**DATASET CONTENT**.
::::::::::

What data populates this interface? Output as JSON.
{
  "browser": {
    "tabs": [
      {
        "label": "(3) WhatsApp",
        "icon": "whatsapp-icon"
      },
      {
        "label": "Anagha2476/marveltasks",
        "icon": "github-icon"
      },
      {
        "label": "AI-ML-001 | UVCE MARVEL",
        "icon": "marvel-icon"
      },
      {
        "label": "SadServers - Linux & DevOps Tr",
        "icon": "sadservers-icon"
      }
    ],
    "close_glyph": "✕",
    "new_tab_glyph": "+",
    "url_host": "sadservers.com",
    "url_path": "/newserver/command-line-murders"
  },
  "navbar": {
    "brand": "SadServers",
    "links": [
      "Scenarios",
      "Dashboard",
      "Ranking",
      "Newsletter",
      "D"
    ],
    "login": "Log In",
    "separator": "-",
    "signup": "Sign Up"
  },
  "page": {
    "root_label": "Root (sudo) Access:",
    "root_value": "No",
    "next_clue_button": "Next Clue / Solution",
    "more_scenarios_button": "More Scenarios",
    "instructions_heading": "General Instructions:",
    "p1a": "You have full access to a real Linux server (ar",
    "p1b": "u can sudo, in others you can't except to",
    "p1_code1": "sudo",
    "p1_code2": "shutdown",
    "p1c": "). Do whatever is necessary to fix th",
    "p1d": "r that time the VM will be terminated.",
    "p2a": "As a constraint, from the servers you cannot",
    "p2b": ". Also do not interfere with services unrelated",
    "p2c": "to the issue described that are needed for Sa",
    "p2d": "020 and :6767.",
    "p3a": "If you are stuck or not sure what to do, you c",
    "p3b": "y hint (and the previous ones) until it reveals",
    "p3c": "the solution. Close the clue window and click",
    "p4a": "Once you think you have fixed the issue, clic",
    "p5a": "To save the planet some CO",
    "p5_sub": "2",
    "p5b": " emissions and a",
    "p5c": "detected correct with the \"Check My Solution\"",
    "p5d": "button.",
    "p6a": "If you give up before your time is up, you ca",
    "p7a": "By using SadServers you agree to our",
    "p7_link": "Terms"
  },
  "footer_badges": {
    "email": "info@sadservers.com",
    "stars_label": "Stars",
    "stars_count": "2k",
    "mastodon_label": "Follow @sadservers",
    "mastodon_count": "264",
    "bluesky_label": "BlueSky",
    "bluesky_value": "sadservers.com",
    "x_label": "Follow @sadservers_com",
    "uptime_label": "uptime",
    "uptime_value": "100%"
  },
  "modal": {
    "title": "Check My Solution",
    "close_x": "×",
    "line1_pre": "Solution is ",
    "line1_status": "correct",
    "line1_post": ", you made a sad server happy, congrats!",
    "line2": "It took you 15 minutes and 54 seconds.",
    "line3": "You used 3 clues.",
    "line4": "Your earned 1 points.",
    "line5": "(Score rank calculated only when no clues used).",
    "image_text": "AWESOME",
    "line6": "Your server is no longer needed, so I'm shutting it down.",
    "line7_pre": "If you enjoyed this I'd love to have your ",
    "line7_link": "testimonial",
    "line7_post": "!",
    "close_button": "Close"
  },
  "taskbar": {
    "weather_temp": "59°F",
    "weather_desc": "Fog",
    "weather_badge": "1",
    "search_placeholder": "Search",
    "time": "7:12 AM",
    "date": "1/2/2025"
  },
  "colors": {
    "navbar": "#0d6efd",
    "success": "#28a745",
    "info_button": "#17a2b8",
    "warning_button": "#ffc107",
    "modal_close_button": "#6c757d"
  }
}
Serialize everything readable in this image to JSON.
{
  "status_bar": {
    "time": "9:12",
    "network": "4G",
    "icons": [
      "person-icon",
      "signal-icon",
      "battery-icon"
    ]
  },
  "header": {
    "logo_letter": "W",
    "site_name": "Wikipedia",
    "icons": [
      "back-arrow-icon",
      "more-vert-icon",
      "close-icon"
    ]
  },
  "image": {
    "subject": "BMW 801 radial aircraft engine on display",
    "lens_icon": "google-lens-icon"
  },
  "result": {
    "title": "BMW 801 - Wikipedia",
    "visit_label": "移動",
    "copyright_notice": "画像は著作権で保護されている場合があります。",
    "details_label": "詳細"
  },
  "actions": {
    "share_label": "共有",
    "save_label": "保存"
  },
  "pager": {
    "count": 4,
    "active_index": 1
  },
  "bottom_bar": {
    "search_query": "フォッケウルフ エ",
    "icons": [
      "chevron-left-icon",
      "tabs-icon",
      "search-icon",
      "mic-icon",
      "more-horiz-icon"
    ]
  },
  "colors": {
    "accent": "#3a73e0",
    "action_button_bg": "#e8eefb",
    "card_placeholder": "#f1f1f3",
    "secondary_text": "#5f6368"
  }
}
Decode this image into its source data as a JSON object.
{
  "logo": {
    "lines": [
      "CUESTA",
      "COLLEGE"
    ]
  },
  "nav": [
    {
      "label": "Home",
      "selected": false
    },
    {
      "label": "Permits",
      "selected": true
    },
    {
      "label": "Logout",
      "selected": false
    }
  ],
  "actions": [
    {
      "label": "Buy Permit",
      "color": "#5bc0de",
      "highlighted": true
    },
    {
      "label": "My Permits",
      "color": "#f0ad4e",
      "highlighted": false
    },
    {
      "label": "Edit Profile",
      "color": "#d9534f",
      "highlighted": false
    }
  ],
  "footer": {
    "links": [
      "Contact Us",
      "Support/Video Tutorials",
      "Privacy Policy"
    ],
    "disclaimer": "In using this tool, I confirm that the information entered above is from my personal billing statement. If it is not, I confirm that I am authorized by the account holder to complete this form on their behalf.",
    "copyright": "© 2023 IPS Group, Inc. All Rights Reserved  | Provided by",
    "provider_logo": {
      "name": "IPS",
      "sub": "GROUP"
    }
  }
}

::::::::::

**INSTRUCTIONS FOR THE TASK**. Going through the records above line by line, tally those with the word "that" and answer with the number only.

**WRITTEN ANSWER**. 3